● Entries provided:

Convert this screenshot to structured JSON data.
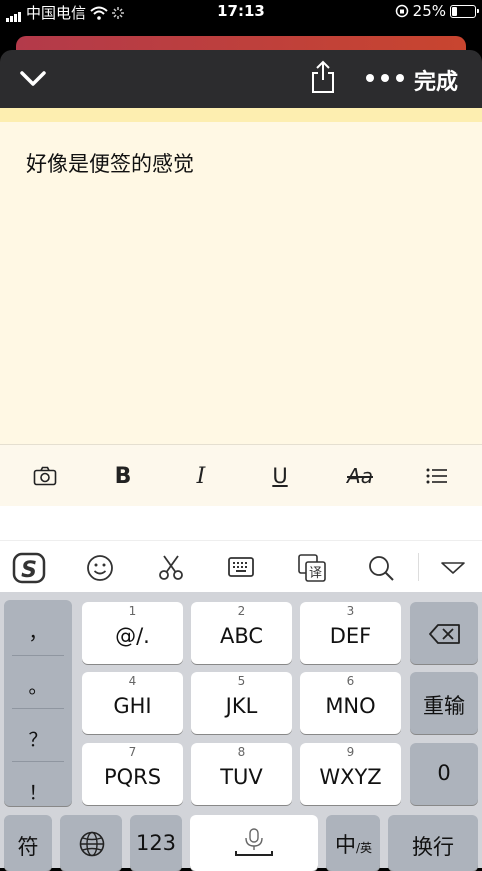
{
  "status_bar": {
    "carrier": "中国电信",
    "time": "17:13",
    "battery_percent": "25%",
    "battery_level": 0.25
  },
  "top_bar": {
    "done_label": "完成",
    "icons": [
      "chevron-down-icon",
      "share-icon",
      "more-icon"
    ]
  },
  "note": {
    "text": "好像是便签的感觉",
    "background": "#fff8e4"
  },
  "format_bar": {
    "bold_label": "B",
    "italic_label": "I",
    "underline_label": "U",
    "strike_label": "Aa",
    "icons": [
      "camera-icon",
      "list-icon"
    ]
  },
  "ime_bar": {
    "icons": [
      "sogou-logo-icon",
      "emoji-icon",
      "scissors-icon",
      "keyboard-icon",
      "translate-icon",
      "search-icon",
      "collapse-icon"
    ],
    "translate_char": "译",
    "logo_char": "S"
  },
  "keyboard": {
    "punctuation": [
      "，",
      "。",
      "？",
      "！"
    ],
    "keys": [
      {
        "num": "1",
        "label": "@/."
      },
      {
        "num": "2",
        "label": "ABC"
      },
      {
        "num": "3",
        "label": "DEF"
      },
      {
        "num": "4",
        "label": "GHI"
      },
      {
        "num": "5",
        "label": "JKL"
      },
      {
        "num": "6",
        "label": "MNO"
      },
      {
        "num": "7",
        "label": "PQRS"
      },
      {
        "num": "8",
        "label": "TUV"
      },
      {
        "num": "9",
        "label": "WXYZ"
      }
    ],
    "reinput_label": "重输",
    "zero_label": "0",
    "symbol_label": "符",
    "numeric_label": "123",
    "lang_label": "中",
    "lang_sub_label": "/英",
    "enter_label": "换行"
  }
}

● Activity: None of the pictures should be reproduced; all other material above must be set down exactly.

● Answer to this task:
Convert this screenshot to structured JSON data.
{
  "status_bar": {
    "carrier": "中国电信",
    "time": "17:13",
    "battery_percent": "25%",
    "battery_level": 0.25
  },
  "top_bar": {
    "done_label": "完成",
    "icons": [
      "chevron-down-icon",
      "share-icon",
      "more-icon"
    ]
  },
  "note": {
    "text": "好像是便签的感觉",
    "background": "#fff8e4"
  },
  "format_bar": {
    "bold_label": "B",
    "italic_label": "I",
    "underline_label": "U",
    "strike_label": "Aa",
    "icons": [
      "camera-icon",
      "list-icon"
    ]
  },
  "ime_bar": {
    "icons": [
      "sogou-logo-icon",
      "emoji-icon",
      "scissors-icon",
      "keyboard-icon",
      "translate-icon",
      "search-icon",
      "collapse-icon"
    ],
    "translate_char": "译",
    "logo_char": "S"
  },
  "keyboard": {
    "punctuation": [
      "，",
      "。",
      "？",
      "！"
    ],
    "keys": [
      {
        "num": "1",
        "label": "@/."
      },
      {
        "num": "2",
        "label": "ABC"
      },
      {
        "num": "3",
        "label": "DEF"
      },
      {
        "num": "4",
        "label": "GHI"
      },
      {
        "num": "5",
        "label": "JKL"
      },
      {
        "num": "6",
        "label": "MNO"
      },
      {
        "num": "7",
        "label": "PQRS"
      },
      {
        "num": "8",
        "label": "TUV"
      },
      {
        "num": "9",
        "label": "WXYZ"
      }
    ],
    "reinput_label": "重输",
    "zero_label": "0",
    "symbol_label": "符",
    "numeric_label": "123",
    "lang_label": "中",
    "lang_sub_label": "/英",
    "enter_label": "换行"
  }
}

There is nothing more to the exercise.